## Your goal
Within the data below, tally the lines that contain "detta" and state only the total.
** Dataset excerpts follows **
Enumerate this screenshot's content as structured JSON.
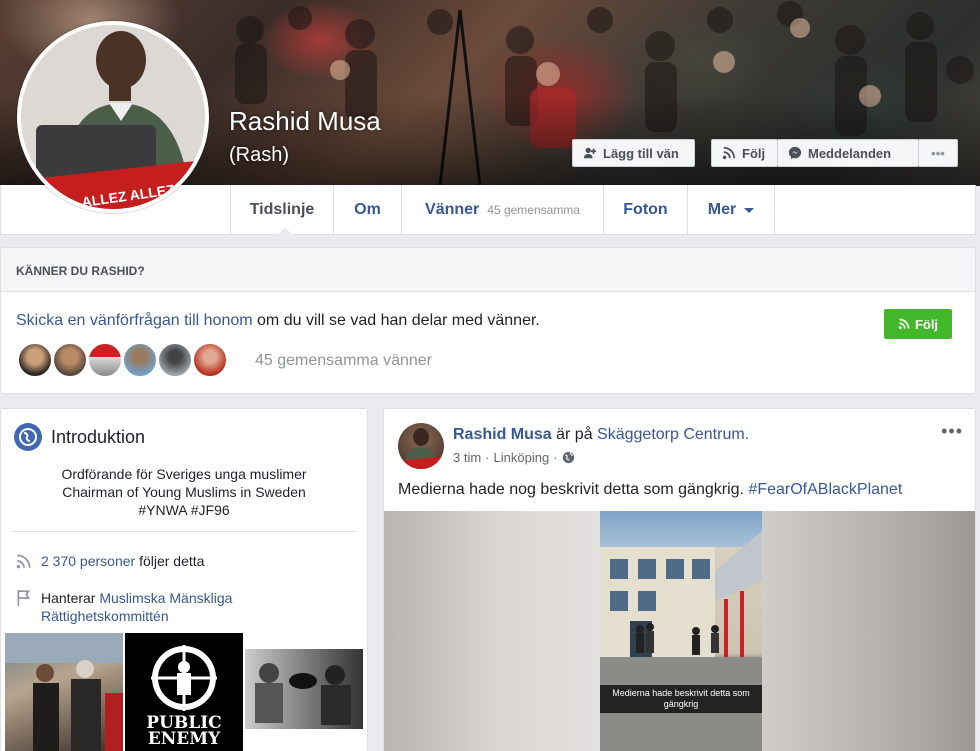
{
  "profile": {
    "name": "Rashid Musa",
    "alt_name": "(Rash)"
  },
  "cover_buttons": {
    "add_friend": "Lägg till vän",
    "follow": "Följ",
    "message": "Meddelanden",
    "more": "•••"
  },
  "nav": {
    "timeline": "Tidslinje",
    "about": "Om",
    "friends": "Vänner",
    "friends_sub": "45 gemensamma",
    "photos": "Foton",
    "more": "Mer"
  },
  "know": {
    "heading": "KÄNNER DU RASHID?",
    "link_text": "Skicka en vänförfrågan till honom",
    "rest_text": " om du vill se vad han delar med vänner.",
    "follow_label": "Följ",
    "mutual_text": "45 gemensamma vänner"
  },
  "intro": {
    "title": "Introduktion",
    "bio_lines": [
      "Ordförande för Sveriges unga muslimer",
      "Chairman of Young Muslims in Sweden",
      "#YNWA #JF96"
    ],
    "followers_link": "2 370 personer",
    "followers_rest": " följer detta",
    "manages_label": "Hanterar ",
    "manages_link": "Muslimska Mänskliga Rättighetskommittén"
  },
  "post": {
    "author": "Rashid Musa",
    "is_at": " är på ",
    "place": "Skäggetorp Centrum.",
    "time": "3 tim",
    "location": "Linköping",
    "text": "Medierna hade nog beskrivit detta som gängkrig. ",
    "hashtag": "#FearOfABlackPlanet",
    "video_caption": "Medierna hade beskrivit detta som gängkrig",
    "more": "•••"
  },
  "photo_texts": {
    "public_enemy": "PUBLIC ENEMY"
  },
  "colors": {
    "link": "#365899",
    "green": "#42b72a",
    "bg": "#e9ebee"
  }
}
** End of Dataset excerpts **
## Output for this task
3